Task statement:
The answer must be every line of the records in which the string "icon" appears.

Stored data:

▬▬▬▬▬▬▬▬▬▬

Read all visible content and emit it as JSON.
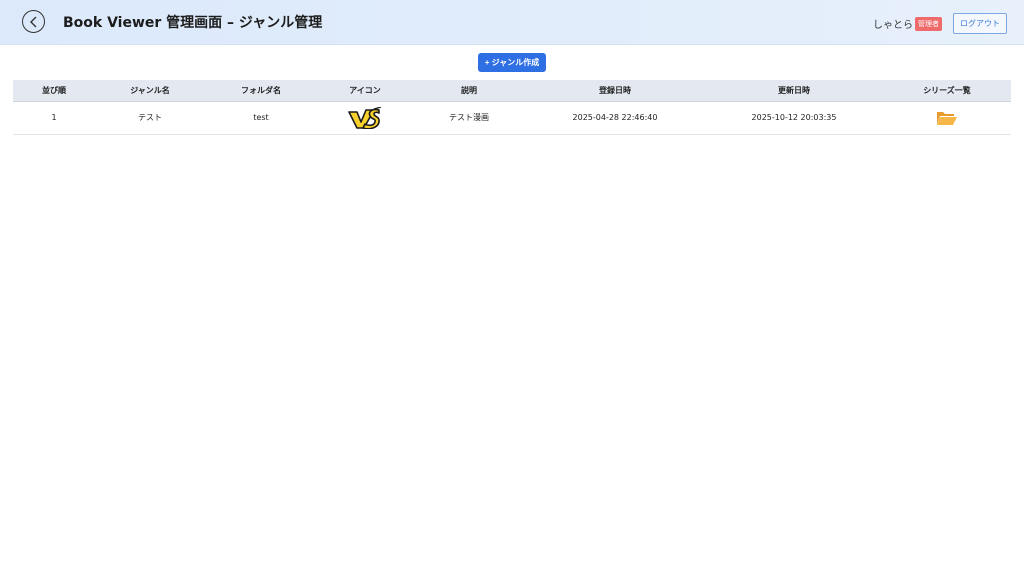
{
  "header": {
    "title": "Book Viewer 管理画面 – ジャンル管理",
    "username": "しゃとら",
    "role_badge": "管理者",
    "logout_label": "ログアウト"
  },
  "actions": {
    "create_label": "+ ジャンル作成"
  },
  "table": {
    "columns": [
      "並び順",
      "ジャンル名",
      "フォルダ名",
      "アイコン",
      "説明",
      "登録日時",
      "更新日時",
      "シリーズ一覧"
    ],
    "rows": [
      {
        "order": "1",
        "genre_name": "テスト",
        "folder_name": "test",
        "icon": "vs-icon",
        "description": "テスト漫画",
        "created_at": "2025-04-28 22:46:40",
        "updated_at": "2025-10-12 20:03:35",
        "series_icon": "folder-open-icon"
      }
    ]
  },
  "colors": {
    "header_bg": "#dbe9fb",
    "primary": "#2f6fe4",
    "badge": "#ef6b6b",
    "folder": "#f2a93b"
  }
}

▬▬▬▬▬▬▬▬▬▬

Response area:
        "icon": "vs-icon",
        "series_icon": "folder-open-icon"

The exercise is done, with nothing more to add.